Temple is in a self-reflective mood. It wants to take a look at what it’s doing right and how to make it better.
And it’s asked its students to help out.
As reported by The Temple News this week, the university has launched a wiki page, on which students can post their suggestions on how to improve Temple. This is a progressive step to incorporate the voice of the paying customer using technology to make the process easy and efficient.
We laud this decision because it’s an action that speaks loudly. It says that Temple is genuinely interested in what its students have to say. Furthermore, the administration is dedicated to making this establishment excellent, and just the way the customer wants it. Because that’s what we are – paying customers.
Right now, the wiki page is only for certain students who have been chosen by a panel of professors who worked with Temple administration to create the page.
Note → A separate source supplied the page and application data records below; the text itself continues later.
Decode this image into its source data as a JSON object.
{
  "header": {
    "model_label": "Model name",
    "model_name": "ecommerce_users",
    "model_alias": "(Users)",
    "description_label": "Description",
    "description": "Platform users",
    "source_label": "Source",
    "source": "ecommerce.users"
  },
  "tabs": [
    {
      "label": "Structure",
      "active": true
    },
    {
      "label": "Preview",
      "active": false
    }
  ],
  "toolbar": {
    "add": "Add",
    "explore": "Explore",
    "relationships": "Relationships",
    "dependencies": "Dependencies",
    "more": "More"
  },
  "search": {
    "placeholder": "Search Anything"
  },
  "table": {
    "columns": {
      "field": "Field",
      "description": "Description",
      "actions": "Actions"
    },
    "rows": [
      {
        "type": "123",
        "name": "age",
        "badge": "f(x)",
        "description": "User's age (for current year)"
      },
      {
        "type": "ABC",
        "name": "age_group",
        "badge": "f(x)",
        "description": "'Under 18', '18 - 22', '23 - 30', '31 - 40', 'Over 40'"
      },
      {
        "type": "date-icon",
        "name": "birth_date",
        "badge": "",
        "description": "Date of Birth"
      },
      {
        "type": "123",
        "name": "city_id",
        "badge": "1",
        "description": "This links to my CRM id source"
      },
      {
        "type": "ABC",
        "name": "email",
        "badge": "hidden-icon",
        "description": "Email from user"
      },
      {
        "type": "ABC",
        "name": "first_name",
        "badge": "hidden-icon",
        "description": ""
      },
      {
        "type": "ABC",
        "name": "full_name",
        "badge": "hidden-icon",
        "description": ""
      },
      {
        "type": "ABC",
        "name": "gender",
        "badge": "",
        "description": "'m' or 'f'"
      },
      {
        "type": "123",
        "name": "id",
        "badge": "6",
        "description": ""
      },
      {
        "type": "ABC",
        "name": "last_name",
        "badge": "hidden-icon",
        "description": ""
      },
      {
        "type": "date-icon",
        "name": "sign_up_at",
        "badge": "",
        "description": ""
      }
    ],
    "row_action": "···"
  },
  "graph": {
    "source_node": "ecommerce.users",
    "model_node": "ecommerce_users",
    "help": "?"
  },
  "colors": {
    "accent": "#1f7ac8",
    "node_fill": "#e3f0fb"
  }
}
The creators have stated they want to test it on a smaller scale to see if it is useful before they open it up to Temple’s 35,000 students.
Open this wiki page up to the entire university and the responses will come flooding in. As can be seen with so many news sites and online forums, many responses are not constructive. We expect Temple will have to deal with a lot of that – angry students who simply want to curse out the university and people who are just joking around.
While commendable, efforts only go so far. It’s the changes that are made that will really count. What is the administration going to do with these suggestions once they are posted? They could easily be cast aside.
We would like a statement from the administration addressing these concerns, with a clear plan of how these suggestions will be attended to. Will they be presented to the Broad of Trustees or other pertinent leaders of this university?
It’s easy to say, ‘We welcome your suggestions.’ But actually listening to them is a different task altogether.